- Trey Cochran-Gill (Sea)
- Yonder Alonso, Marc Rzepczynski (SD)
- Jed Lowrie (Hou)
- Liam Hendriks (Tor)
- Daniel Coulombe (LAD)
- PTBNL Dawrin Frias (Mets)
- Felix Doubront (Tor)
- Sean Manaea, Aaron Brooks (KC)
- Casey Meisner (NyM)
- Daniel Mengden, Jacob Nottingham (Hou)
- Aaron Kurcz (Atl)
- Cody Martin (Atl)
- Edward Mujica (Bos)
- Tyler Clippard (Was)
- Ben Zobrist, Yunel Escobar (TB)

Holy Toledo, that's a long list. Okay, first one we can cut off is the peppercorn Dawrin Frias, since he was a PTBNL so by definition took more than an hour to choose. I also doubt any of the really big deals were that quick -- like the recent Reddick trade, or any Zobrist deal, etc.

Here's my short list: acquiring either Khris Davis, Chris Coghlan, or Jed Lowrie, since those were all deals of timing where a team needed to get rid of a player now for roster reasons and did so for a discounted return package; or acquiring Liam Hendriks, not for any reason other than it was such a clean 1-for-1 reliever trade that I like to imagine it went down awkwardly fast, with both GMs then sitting there on the phone feeling obligated to keep making small-talk for a few more minutes because it seems like this should have taken longer. I might also consider Brett Eibner, for the same reason but with outfielders that each fit their new teams' philosophies perfectly.

3. Oakland A's Mt. Rushmore

Last winter, we took a stab at coming up with an Oakland A's Mt. Rushmore.

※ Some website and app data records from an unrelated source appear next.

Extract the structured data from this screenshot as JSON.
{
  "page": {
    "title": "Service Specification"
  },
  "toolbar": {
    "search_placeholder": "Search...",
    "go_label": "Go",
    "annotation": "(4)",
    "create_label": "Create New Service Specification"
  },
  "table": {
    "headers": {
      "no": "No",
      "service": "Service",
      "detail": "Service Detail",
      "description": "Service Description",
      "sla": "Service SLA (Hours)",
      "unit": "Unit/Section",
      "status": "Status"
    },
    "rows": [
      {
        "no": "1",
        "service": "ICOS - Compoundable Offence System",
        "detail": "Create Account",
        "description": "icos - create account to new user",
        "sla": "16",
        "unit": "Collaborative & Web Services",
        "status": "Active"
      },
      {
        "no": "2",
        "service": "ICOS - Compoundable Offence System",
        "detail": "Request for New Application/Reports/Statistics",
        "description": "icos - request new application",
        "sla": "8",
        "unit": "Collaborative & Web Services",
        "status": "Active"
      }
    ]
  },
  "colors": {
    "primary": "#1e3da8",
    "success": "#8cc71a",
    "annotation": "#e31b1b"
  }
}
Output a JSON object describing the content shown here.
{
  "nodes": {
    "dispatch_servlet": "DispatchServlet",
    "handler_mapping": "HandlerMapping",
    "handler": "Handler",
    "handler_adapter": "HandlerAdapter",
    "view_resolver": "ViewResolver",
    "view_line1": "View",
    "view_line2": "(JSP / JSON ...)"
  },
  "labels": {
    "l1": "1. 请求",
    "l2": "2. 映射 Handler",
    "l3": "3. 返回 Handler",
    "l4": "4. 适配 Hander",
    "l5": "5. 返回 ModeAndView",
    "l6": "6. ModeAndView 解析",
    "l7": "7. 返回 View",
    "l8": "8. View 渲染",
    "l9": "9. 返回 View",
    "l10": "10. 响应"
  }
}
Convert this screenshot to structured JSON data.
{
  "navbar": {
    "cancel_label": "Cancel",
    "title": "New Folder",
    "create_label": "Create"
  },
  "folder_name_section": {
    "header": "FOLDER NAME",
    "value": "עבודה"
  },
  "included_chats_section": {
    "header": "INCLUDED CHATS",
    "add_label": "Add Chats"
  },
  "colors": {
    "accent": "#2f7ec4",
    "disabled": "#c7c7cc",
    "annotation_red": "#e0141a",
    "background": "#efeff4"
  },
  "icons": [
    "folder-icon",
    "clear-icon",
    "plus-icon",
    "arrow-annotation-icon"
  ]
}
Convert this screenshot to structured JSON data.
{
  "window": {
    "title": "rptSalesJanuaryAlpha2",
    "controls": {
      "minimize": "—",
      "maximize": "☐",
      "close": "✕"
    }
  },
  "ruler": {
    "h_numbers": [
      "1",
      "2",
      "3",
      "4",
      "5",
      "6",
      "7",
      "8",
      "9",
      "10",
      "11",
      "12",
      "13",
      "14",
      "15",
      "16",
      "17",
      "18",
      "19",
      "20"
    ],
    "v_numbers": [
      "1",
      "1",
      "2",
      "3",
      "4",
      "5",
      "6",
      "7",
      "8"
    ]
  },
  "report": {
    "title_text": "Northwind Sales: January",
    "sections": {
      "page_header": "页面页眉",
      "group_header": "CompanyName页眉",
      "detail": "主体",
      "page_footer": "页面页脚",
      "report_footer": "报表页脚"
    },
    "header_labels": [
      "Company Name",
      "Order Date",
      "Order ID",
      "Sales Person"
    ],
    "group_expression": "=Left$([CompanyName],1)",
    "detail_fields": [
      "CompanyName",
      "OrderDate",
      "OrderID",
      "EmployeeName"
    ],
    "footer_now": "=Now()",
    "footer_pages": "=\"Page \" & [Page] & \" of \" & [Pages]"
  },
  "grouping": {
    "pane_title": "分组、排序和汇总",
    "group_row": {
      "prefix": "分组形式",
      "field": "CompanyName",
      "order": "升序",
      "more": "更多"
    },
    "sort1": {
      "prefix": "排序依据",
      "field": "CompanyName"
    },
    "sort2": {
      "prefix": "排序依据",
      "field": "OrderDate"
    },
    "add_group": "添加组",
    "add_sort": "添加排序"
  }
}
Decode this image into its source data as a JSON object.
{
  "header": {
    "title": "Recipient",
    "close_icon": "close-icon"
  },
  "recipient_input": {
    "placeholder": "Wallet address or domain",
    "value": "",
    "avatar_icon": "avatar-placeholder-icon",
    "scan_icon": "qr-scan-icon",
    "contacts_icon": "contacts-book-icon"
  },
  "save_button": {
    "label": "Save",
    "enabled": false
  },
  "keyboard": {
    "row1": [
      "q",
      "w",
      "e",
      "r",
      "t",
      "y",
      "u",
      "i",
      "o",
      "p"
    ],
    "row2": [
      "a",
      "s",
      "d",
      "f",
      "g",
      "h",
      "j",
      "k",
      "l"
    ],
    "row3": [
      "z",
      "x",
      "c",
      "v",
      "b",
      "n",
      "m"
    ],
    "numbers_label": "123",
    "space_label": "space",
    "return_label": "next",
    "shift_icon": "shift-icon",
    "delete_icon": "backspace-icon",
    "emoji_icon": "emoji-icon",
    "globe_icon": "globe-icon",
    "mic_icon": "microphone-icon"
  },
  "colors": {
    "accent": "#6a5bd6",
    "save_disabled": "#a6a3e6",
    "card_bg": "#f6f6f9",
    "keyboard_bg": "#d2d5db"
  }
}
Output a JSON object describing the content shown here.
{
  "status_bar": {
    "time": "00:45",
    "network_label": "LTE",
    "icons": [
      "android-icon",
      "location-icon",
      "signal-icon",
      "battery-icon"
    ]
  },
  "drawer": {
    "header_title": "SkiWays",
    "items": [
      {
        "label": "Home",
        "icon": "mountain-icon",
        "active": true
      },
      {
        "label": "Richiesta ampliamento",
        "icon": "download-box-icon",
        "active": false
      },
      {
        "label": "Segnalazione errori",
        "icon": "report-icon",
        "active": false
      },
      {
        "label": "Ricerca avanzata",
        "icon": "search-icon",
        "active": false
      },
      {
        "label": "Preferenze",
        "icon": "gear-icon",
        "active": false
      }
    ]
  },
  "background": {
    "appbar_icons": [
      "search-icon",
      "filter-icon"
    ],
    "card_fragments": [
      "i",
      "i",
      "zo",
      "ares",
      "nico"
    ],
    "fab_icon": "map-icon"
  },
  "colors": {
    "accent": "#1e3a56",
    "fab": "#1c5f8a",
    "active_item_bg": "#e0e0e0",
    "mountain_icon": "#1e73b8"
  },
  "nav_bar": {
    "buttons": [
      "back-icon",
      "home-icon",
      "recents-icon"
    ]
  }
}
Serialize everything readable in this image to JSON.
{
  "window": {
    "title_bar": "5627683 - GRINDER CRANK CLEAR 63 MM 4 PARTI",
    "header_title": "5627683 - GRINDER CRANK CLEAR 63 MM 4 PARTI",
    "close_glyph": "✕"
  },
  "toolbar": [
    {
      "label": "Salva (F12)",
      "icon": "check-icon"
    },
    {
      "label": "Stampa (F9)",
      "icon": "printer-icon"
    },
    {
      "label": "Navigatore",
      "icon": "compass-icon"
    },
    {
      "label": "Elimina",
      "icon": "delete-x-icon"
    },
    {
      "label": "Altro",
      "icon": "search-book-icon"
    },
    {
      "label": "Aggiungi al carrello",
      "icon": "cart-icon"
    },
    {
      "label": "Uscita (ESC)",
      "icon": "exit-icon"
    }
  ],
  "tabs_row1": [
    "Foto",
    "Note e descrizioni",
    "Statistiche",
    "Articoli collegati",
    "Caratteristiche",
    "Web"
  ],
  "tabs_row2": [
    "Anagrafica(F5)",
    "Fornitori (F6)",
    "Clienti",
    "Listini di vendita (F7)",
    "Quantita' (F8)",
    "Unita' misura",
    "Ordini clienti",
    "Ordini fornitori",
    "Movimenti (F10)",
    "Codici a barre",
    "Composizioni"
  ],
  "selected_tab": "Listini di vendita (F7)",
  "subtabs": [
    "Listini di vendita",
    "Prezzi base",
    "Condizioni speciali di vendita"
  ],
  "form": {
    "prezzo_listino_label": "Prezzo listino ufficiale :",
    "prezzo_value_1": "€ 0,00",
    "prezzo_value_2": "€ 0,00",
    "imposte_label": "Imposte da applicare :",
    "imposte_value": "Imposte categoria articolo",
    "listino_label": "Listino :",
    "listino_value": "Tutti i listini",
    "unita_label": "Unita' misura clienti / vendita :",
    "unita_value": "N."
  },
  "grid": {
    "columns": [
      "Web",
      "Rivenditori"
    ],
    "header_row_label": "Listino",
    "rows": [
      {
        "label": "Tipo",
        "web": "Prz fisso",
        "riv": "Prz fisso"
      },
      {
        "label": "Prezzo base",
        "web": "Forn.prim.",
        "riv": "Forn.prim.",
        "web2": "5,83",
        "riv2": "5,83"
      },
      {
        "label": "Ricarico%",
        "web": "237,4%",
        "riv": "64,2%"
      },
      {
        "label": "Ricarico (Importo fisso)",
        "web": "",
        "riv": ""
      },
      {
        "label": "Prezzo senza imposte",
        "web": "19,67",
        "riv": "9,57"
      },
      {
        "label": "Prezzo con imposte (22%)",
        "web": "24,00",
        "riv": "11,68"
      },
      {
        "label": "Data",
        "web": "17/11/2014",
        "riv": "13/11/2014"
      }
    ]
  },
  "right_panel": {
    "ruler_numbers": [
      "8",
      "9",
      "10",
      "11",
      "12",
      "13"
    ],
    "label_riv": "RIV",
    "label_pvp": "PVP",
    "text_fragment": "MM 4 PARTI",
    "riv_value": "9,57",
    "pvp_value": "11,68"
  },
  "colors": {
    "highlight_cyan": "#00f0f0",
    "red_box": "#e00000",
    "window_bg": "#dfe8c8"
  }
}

The final results of the vote in the comments: Rickey Henderson (65 votes), Dennis Eckersley (37), Billy Beane (32), Reggie Jackson (28), with the next runner-up being Rollie Fingers (25). I've honestly spent hours thinking about this, hours that I'll never get back, hours that could have gone toward absolutely anything else in life but that I put toward forming an opinion on a theoretical Mt. Oakmore. I still can't decide. I can do a Top 5 or 6, but not a Top 4.

Someone asked Forst for his version, but just since he's been with the team (so, since 2000). This is exactly the kind of question I'd expect a GM to dodge, or to give a list of like eight or 10, or say that he loves every player equally. But Forst gave a real answer, incorporating both on-field play and off-field meaning: Tim Hudson, Mark Ellis, Frank Thomas, and Josh Reddick. Dang, that's a good list. Gonna have to see if fatrolf wants to do a doodle of that one.

Again, click through to Reddit to read the full AMA.